  12. 12. 12 CFA Model Summaries M1: Quarter-Mile Grids CFI: 0.99 RMSEA: 0.02 M2: Half-Mile Grids CFI: 0.99 RMSEA: 0.06 M3: One Mile Grids CFI: 0.99 RMSEA: 0.09 Land Use Mix Land Use Mix Measurement Residential and Retail Patch Richness Activity-related Complementarity Contagion Index Maximum Patch Size λ Range: 0.62 to 0.67 λ Range: 0.85 to 0.89 λ Range: -0.92 to -0.92 λ Range: -0.96 to -0.96
  13. 13. 13 Land use mix construct + 3 SD 0 - 1 SD 1 - 2 SD 2 - 3 SD
  14. 14. 14 Connection to Pedestrian Travel Pedestrian Travel Individual & Household Factors Built Environment Factors • Age • Education • Gender • Household children • Household income • Household vehicles Other Contextual Factors • Population density • Employment density • City block centroids • Connected node ratio • Land use entropy • Land use mix construct • Trip distance

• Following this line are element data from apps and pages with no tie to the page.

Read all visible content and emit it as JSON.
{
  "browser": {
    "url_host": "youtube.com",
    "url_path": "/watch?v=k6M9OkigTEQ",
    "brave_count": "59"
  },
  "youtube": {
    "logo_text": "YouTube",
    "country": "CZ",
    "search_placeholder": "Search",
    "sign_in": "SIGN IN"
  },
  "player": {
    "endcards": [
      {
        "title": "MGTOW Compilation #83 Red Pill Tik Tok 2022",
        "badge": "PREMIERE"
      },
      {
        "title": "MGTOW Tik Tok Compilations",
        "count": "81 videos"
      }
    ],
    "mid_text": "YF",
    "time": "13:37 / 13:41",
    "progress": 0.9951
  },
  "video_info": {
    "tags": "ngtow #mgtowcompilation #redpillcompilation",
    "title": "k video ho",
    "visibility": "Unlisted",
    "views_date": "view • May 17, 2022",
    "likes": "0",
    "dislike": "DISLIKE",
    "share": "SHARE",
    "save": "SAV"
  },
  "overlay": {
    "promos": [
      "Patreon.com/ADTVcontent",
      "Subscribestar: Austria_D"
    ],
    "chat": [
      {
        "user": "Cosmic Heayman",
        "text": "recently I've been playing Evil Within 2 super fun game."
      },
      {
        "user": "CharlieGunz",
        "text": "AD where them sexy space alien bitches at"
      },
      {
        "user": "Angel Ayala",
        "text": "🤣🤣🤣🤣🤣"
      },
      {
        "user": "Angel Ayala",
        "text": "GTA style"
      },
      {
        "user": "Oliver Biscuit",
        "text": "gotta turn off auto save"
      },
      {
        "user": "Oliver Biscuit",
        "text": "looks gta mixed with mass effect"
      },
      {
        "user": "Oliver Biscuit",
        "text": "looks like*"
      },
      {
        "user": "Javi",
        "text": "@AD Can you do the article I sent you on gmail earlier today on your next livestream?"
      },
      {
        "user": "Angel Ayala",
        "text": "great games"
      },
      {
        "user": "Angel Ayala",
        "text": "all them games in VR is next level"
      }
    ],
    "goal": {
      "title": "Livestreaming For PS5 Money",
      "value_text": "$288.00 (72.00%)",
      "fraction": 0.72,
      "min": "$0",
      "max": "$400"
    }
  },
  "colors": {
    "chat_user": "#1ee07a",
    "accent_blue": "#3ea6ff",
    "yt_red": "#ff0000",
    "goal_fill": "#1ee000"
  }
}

  15. 15. 15 Walk Mode Choice Decision to Walk Age Education Female Household children Household income Household vehicles Trip distance 0.25 mile 0.50 mile 1.00 mile Land use entropy -- + -- -- + -- -- NS -- + -- -- + -- -- + -- + -- -- + -- -- NS -- + -- -- + -- -- + -- + -- -- + -- -- NS -- + -- -- + -- -- +Land use mix construct
  16. 16. 16 Walk Trip Frequency Education Household children Household vehicles 0.25 mile 0.50 mile 1.00 mile Population density Employment density City block centroids Connected node ratio Land use mix construct -- + -- NS NS + + + -- + -- NS NS + + + -- + -- NS + + + + * Age, household income, and gender were not statistically significant Number of Home-based Walk Trips
  17. 17. 17 Conclusions Study Findings • Improved land use mix measurement • Multidimensional construct described by intensity, composition, and configuration • Activity-related complementarity indicator moves beyond equal balance assumption • Demonstrated link to pedestrian travel • Construct was stronger predictor of decision to walk than entropy measure • Construct was also significant predictor of home-based walk trip frequency Next Steps • SEM framework for retention of construct in measurement model • Further attention to choice of geographic scale used to operationalize construct • Transferability to states with weaker growth management policies
  18. 18. PSU Friday Transportation Seminar Series | January 8, 2016 | Portland, Oregon Thank you. Questions? Steven R. Gehrke (sgehrke@pdx.edu) Civil & Environmental Engineering Portland State University
  19. 19. 19 Bonus Slides
  20. 20. 20 Activity-related Complementarity Pattern Measure of Land Use Composition 𝐴𝑅𝐶 = 1 − 𝑖=1 𝑛 𝑃𝑖 ∙ 𝑃𝑖 − 𝐹𝑖 1 − 𝐹𝑖 Where, 𝑃𝑖 = Proportion of Land Use Type 𝑖 𝐹𝑖 = Activity Factor for Land Use Type 𝑖 Land Use Type 1000: Residence 2000: Sales 3000: Trade 4000: Transport 5000: Entertain 6000: Education 7000: Construct 8000: Extraction 9000: Agriculture Activity Factor 0.41 0.31 0.03 0.01 0.01 0.17 0.00 0.00 0.06

×